Long considered the “Gold Standard” of weight loss operations, a Gastric Bypass procedure creates a small stomach pouch that is reconnected to the small intestine. The stomach is reduced from about the size of a football to the size of a lemon, or 30-cc. The remainder of the stomach is “bypassed” along with the first port of the small intestine. This restricts food portions and limits intestinal absorption. Thus, it is considered a restrictive and malabsorptive operation. Weight loss achieved with a Gastric Bypass can vary, but averages about 60-70% of excess body fat. While the majority of weight loss occurs in the first 6 months additional loss continues at a slower rate for 18-24 months.
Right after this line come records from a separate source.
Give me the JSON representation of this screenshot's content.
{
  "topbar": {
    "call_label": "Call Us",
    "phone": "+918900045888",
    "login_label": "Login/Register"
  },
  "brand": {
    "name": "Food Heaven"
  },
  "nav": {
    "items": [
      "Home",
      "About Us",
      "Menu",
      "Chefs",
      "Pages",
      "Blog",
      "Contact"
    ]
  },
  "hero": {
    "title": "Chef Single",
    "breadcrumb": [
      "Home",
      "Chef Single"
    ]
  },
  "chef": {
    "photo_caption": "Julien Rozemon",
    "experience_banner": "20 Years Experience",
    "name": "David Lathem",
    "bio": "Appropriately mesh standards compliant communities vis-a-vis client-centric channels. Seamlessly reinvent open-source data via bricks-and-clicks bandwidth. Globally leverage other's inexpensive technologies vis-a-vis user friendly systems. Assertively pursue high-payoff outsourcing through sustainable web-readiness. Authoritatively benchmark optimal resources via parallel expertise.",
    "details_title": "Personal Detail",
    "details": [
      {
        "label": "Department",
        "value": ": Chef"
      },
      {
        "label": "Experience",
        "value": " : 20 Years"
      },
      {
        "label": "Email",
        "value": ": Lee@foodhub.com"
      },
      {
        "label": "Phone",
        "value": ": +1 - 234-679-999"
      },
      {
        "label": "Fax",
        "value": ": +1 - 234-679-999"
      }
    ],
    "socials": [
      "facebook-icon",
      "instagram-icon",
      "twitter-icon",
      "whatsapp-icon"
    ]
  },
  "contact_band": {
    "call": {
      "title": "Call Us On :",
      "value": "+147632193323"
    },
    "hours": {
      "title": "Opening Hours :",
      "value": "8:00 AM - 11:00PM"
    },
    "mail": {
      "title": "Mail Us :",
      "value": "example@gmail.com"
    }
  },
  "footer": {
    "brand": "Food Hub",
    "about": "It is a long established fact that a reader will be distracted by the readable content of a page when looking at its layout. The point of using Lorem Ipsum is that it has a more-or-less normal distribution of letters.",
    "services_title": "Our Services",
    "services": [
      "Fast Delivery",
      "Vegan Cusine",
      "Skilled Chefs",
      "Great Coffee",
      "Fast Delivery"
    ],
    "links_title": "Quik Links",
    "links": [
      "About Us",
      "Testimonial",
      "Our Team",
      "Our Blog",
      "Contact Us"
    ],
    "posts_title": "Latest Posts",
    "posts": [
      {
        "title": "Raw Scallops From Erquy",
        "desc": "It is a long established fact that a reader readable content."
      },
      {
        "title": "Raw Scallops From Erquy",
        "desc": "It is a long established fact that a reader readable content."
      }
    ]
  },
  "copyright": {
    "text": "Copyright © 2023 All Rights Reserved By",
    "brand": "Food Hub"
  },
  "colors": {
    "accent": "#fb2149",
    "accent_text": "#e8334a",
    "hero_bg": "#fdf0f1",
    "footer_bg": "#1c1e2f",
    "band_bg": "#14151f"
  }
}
The nation wide standard of care for laparoscopic gastric bypass was established by Dr. McCarty in 2005, based on his publication in Annals Of Surgery.
Gastric Bypass Surgery Patient Benefitsⱡ
Patients can expect to lose 60-80% of their excess body weight – View Study